It was our son’s 15 month wellness check-up. My husband had to work, so I took the lil man by myself. We had a few concerns over some milestones not being met by this age: mainly pointing and waving. I had read in Parenting magazine that these could be two early indicators of Autism. I did not share that information with the pediatrician. She asked a few more questions and I left the appointment with a questionnaire to fill out.
When reading over the questionnaire, I could see the majority of answers were “Not at all” in regards to skills he has mastered (or at least done once – which you can then select “Sometimes”). I quickly filled out the ‘exam’ and had it in the mail the following day. This was the beginning of November. The 10th I believe.
Due to the holidays, it took a bit of time before my husband and I heard back from Far Northern Regional Center. We were going to have our son’s first evaluation after Thanksgiving. The time leading up to the evaluation I wavered between thinking my son is fine to thinking there are some distinct differences between him and other kids his age. However, talking to my mom, we decided the evaluation would just “ease my mind” and that all would be okay.
Unfortunately, the first evaluation ended with an immediate response of another evaluation being needed and that he had shown some “Reg Flags” for being on the autism spectrum. Two more evaluations followed with a similar outlook on our son.
Nothing could have readied me for the reading of the reports we received in the mail on Evaluations 2 and 3. Upon reading Evaluation 2, it spoke of my son in such a depressing tone. Fortunately, the report for Evaluation 3 included that he is happy and likes music and dancing (the little things, you know).
It is one thing looking at your own child and getting these thoughts stuck in your own head. However, to have them reaffirmed by professionals. As the woman who conducted the initial evaluation so bluntly put it, “His scores were fairly behind in most areas which pretty much confirms our suspicions of autism”. That being said, he cannot be formally diagnosed until the age of 2.
Each day that passes, his “red flags” become glaringly bright for me and his father. Things we had thought we had found cute for a baby are not seeming so cute for a toddler. We seem to have to apologize for his quirkiness more and more. And it seems that people 1. think we cannot control our child or 2. have their own suspicions of our child. Either way, they remain silent for now (although we play their dialogue in our own heads).

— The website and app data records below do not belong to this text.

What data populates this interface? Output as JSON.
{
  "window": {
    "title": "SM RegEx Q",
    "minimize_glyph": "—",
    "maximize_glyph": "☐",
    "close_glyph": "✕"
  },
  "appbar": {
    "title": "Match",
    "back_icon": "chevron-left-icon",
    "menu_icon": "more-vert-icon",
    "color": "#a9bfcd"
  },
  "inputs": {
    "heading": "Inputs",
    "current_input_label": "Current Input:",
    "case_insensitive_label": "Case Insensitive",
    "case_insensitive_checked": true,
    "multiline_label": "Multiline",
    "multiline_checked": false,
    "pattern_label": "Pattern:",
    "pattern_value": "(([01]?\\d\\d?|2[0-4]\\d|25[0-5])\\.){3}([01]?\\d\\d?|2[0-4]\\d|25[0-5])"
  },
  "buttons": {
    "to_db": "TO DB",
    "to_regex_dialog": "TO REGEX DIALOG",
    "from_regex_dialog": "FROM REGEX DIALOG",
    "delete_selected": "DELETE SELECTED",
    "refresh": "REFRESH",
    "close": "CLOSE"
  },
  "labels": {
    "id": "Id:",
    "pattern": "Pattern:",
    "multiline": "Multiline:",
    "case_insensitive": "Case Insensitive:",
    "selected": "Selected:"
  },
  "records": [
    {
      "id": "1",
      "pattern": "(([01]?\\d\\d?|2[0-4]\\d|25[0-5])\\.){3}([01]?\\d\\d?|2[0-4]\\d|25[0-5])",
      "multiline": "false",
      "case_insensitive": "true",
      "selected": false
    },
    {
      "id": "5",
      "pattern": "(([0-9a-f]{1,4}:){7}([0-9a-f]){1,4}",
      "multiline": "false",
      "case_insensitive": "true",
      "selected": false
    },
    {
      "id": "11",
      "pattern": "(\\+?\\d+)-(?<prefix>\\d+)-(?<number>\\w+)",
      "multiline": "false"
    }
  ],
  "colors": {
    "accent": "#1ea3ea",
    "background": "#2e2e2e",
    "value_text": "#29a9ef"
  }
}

The lil man is nearly 18 months (in a few days) and begins his Extended Early Intervention tomorrow morning, February 1st. He qualified for the most intense program of 50 hours of intervention each month.
Thank you for joining us on this journey….